5. Another successful year selling my jewelry, and a new, good friend who shares my fascination with making wearable art. She’s been immensely encouraging, and prompted me to experiment with more daring designs, to my own and my customers’ entire satisfaction.

6. My having gotten up to and beyond the half-way point in the “Two Motherlands, Two Fatherlands” manuscript translation. On the home stretch at last!


And, some for a third consecutive year, here are my hopefully-not-wholly absurd ambitions for this coming annum...

1. Finish translation of "Two Motherlands, Two Fatherlands" and sign contract with major American/British publishers for it to be produced for the English-speaking market.

2. Actually get first HISTORY article published in refereed journal, having presented the paper at a serious academic conference. And maybe a creative writing/opinion piece in a paying magazine...

3. Pass my History Ph.D. comprehensive exams in the Spring and apply successfully for dissertation research-grants. [I’m 1/3 of the way there, and if I don’t see this ambition fulfilled I’ll be tossed out of Georgetown on my ear at the end of this coming semester!]

4. Complete another full-time semester in the MS in Biohazardous Threat Agents and Emerging Infectious Diseases program and be on track to graduate in May 2009. [Hey, I’ve passed my comprehensive exam in International Disease History, so the rest of the program should be a breeze!
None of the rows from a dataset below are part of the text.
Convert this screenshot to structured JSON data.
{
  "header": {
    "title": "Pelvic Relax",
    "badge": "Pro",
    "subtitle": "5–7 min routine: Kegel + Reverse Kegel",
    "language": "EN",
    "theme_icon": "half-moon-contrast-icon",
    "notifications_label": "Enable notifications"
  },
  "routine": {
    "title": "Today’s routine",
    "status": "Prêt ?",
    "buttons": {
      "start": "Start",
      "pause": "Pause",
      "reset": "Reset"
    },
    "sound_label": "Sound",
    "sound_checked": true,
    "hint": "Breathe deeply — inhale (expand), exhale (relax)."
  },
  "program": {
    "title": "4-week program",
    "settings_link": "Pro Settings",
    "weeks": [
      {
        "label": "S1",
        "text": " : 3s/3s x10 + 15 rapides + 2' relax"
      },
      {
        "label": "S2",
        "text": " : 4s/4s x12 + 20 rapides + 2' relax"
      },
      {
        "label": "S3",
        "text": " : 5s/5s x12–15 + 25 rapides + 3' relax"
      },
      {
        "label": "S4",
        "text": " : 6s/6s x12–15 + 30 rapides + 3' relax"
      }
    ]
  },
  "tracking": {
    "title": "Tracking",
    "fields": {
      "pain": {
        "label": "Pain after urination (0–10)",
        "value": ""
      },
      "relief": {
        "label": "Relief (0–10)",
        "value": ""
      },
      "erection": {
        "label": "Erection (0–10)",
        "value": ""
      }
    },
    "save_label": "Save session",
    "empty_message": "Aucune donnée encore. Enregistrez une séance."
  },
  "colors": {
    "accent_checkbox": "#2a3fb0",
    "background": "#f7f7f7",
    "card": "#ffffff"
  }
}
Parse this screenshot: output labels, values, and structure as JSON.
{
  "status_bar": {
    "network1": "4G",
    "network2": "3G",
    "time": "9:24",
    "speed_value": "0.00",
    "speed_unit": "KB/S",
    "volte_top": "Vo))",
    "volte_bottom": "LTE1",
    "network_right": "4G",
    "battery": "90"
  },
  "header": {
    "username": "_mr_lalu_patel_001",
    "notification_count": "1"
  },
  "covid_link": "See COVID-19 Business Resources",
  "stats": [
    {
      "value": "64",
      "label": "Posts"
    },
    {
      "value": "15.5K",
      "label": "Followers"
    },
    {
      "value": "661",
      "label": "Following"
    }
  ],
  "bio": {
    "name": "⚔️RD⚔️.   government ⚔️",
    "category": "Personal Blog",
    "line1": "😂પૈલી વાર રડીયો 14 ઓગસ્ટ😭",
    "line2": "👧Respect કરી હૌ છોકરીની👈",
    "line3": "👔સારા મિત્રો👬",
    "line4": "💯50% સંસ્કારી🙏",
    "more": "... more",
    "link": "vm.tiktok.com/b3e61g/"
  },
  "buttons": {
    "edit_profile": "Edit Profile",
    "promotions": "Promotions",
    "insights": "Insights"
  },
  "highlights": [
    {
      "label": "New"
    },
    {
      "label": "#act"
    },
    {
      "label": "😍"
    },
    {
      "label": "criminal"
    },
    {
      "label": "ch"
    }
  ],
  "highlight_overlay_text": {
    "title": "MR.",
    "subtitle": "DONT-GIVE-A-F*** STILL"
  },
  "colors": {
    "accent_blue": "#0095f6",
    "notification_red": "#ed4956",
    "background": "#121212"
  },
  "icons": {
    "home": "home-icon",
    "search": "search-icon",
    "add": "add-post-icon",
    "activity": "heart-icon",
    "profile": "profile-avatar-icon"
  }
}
Except of course that Chemistry class…]

5. Get one or more examples of my artwork featured in the Washington Times or Washington Post. This happened to a friend of mine last year, so it isn't as impossible as it might seem.

6. Become comfortable enough shooting my Mosin-Nagant so I can hit the bull’s-eye with it from 50 yards away.

7. Have a fantastic romance and fall in love and get engaged [and possibly even married] to a good-looking, smart, kind and gainfully-employed Christian guy. This year, it’s all about realism!

8. Run six miles in 1 hour. Without expiring afterwards or having to have prolonged physical therapy.

9. Learn to dance. Better. Didn’t happen last year, or the previous year--maybe this one!

9. Meet Vladimir Putin and get his autograph. You know, if the book gets good press...

10. Buy a house.

Incidentally, one of my last year’s wishes, “Have the website featuring the art produced by my Atlanta brother and me linked by at least 25 other websites/blogs and move up to the top of the Google rankings,” was more or less fulfilled—our website comes up first when either one of our names is Googled. Whether other folks have linked to it in large numbers, though, I can’t determine.